I've had an affinity for kewpies ever since I purchased my first one at yard sale when I was six years old. There's something about their cherubic little faces and plump bodies that I find irresistibly charming.
The Kewpies first appeared in the Ladies’ Home Journal in 1909 and were the creation of illustrator Rose O’Neill. Her comic-strip like features were so popular that in a short time dolls and toys and other merchandise based on her characters were being produced and sold all over the world. The time capsule at the 1939 New York World’s Fair contained a Kewpie doll. A Kewpie doll was mentioned in Anne Frank’s diary, and made an appearance in John Steinbeck’s novel, Of Mice and Men. The first Kewpie dolls were made of bisque, then of celluloid. In the 1960s and 70s, the kewpie had a resurgence of popularity, and were made of rubber and soft plastic.

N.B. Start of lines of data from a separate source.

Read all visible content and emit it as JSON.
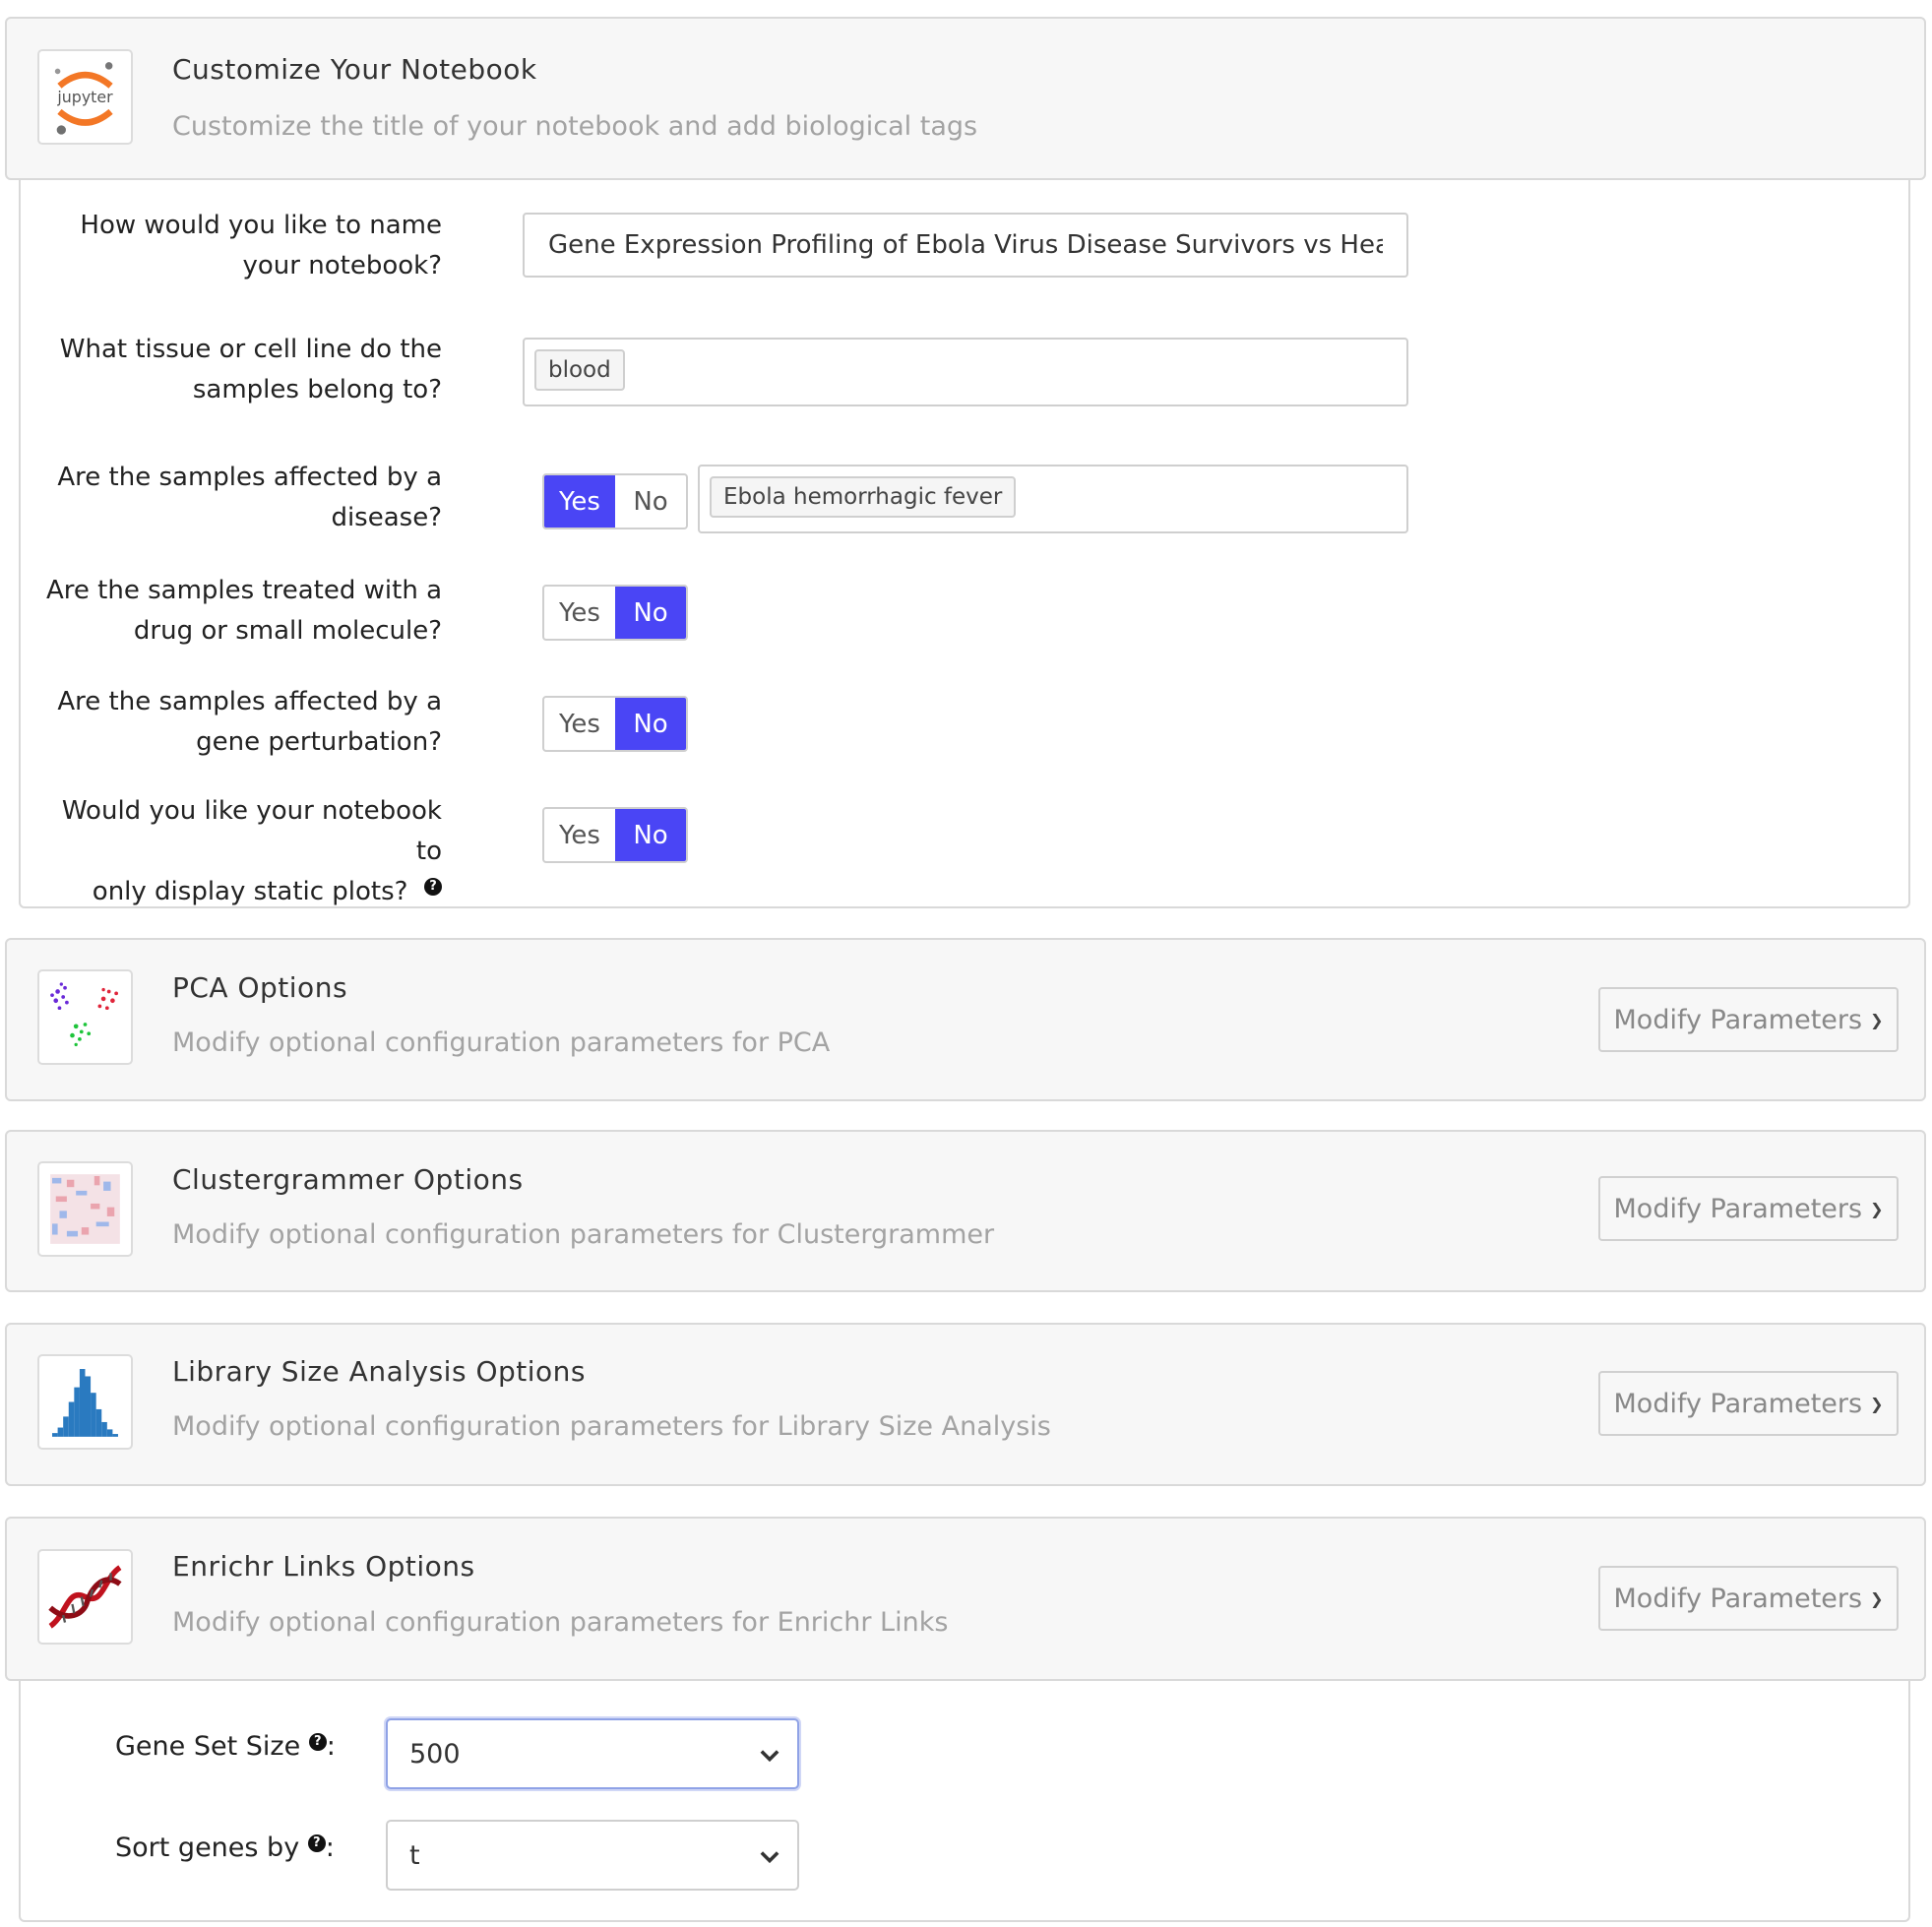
{
  "customize": {
    "title": "Customize Your Notebook",
    "subtitle": "Customize the title of your notebook and add biological tags",
    "icon_text": "jupyter",
    "questions": {
      "name": {
        "line1": "How would you like to name",
        "line2": "your notebook?",
        "value": "Gene Expression Profiling of Ebola Virus Disease Survivors vs Heal"
      },
      "tissue": {
        "line1": "What tissue or cell line do the",
        "line2": "samples belong to?",
        "tag": "blood"
      },
      "disease": {
        "line1": "Are the samples affected by a",
        "line2": "disease?",
        "yes": "Yes",
        "no": "No",
        "selected": "Yes",
        "tag": "Ebola hemorrhagic fever"
      },
      "drug": {
        "line1": "Are the samples treated with a",
        "line2": "drug or small molecule?",
        "yes": "Yes",
        "no": "No",
        "selected": "No"
      },
      "perturbation": {
        "line1": "Are the samples affected by a",
        "line2": "gene perturbation?",
        "yes": "Yes",
        "no": "No",
        "selected": "No"
      },
      "static": {
        "line1": "Would you like your notebook to",
        "line2": "only display static plots?",
        "help": "?",
        "yes": "Yes",
        "no": "No",
        "selected": "No"
      }
    }
  },
  "sections": {
    "pca": {
      "title": "PCA Options",
      "subtitle": "Modify optional configuration parameters for PCA",
      "button": "Modify Parameters"
    },
    "clustergrammer": {
      "title": "Clustergrammer Options",
      "subtitle": "Modify optional configuration parameters for Clustergrammer",
      "button": "Modify Parameters"
    },
    "library": {
      "title": "Library Size Analysis Options",
      "subtitle": "Modify optional configuration parameters for Library Size Analysis",
      "button": "Modify Parameters"
    },
    "enrichr": {
      "title": "Enrichr Links Options",
      "subtitle": "Modify optional configuration parameters for Enrichr Links",
      "button": "Modify Parameters"
    }
  },
  "enrichr_params": {
    "gene_set_size": {
      "label": "Gene Set Size",
      "suffix": ":",
      "value": "500"
    },
    "sort_genes_by": {
      "label": "Sort genes by",
      "suffix": ":",
      "value": "t"
    }
  },
  "colors": {
    "toggle_on": "#4a45f5",
    "header_bg": "#f7f7f7",
    "muted_text": "#a3a3a3"
  }
}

Here are a few images of kewpies I've put together from my collection of dolls. I've also included three darling little dollies given to me by my grandmother. What I love most about these three dolls is that they're still wearing the clothes that my grandmother lovingly hand-sewed for them when she was just a little girl.
The kewpies make adorable iron-on transfers for shirts and onesies, and the dolls are great for scrapbooking and card-making. Click the thumbnails below to download the images, royalty free (for non-commercial purposes).